(Collected data entries)
☆ ☆ ☆ ☆ ☆ ☆ ☆

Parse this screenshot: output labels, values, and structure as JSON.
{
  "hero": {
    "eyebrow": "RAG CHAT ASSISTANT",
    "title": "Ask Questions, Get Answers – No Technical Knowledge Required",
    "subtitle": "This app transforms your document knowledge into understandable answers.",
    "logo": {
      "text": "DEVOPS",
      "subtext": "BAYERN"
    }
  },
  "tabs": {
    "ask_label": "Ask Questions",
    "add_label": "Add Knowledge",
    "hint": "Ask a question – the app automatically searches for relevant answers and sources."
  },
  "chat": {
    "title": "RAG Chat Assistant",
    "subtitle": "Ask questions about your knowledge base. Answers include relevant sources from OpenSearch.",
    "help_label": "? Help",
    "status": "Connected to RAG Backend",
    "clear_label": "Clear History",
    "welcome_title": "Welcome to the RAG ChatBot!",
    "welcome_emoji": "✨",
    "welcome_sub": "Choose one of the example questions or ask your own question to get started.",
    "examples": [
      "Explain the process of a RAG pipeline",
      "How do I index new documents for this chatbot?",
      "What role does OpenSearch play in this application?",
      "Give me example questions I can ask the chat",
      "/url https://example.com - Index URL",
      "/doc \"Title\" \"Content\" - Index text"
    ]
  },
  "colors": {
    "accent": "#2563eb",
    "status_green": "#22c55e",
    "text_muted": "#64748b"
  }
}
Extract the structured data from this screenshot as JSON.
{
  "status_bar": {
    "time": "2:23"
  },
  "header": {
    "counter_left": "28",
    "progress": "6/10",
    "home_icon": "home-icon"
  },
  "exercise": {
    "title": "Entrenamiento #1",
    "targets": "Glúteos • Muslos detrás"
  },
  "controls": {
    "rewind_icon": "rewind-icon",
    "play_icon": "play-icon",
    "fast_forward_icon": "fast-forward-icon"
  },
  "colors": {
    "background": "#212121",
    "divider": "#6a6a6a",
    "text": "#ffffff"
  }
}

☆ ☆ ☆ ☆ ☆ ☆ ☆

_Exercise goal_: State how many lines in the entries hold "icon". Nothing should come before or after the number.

_Response for this exercise_: 4